Sixth, the standard model assumes that the bipolar outflow from AFGL2688 lies along an axis delineated by the N and S reflection lobes, at PA 15 . However, close examination of the images reveal that not only does the PA of the N and S lobes change with wavelength, but also the N and S lobes do not even lie on the same axis. We can determine the PA of the lobes from our IR images, either from the position of peak brightness or by determining the flux averaged center of brightness of the nebula along the RA direction defined as
Here x is the R.A. position in arcseconds, X is the center of brightness position in arcseconds, and the surface brightness at x. This function weights the center of brightness towards the region(s) of brightest emission. The RA center of brightness, plotted as a function of declination (DEC), then traces the axes of the lobes. In Fig. 7a-d for the J, 2.122 m (0.31" pixel scale), nbL and 10.0 m images, we plot the RA center of brightness position against DEC (solid line), and the R.A. position of the brightest point against DEC (dashed line). At each wavelength the results from the two methods are very similar. At J and 2.122 m both the N and S lobes apparently lie on an axis at PA 5 , but there is a significant E-W offset between the symmetry axes of the N and S lobes - 2" at J dropping to about 1" at nbL. At nbL the axis of the S lobe is tilted about 7 with respect to the N lobe. In all the mid-IR images the N lobe is oriented at PA 0 , and the S lobe at PA 210 , but the axes of the two lobes join at the centre of the nebula. In the scattered near-IR continuum the two lobes are oriented more or less identically, but are offset tangentially from one another, whilst in the mid-IR thermal emission the two lobes point from a common origin but in entirely different directions.

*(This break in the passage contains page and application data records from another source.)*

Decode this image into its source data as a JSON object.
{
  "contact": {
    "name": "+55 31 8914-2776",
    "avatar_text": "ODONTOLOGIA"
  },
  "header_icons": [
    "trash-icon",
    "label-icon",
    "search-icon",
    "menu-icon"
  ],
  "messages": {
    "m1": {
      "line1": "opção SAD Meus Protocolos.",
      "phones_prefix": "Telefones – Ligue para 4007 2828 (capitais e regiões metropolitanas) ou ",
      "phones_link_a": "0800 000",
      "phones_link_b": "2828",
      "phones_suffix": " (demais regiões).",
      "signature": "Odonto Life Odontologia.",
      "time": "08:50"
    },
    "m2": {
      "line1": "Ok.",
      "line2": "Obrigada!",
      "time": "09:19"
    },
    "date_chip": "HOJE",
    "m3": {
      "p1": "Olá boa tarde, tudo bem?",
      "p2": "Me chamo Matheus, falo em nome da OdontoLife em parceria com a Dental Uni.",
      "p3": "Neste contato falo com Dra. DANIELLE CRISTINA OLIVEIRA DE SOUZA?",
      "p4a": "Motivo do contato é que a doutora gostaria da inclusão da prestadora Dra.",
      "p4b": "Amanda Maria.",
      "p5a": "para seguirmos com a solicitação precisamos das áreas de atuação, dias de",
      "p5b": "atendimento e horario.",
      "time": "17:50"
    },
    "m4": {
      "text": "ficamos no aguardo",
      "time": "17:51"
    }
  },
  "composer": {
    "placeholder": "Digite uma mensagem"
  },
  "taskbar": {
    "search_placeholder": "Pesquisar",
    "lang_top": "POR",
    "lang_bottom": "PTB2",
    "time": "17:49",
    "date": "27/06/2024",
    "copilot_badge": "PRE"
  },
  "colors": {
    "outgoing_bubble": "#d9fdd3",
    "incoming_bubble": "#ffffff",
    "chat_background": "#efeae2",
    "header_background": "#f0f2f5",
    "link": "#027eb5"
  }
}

© European Southern Observatory (ESO) 1997
Online publication: March 24, 1998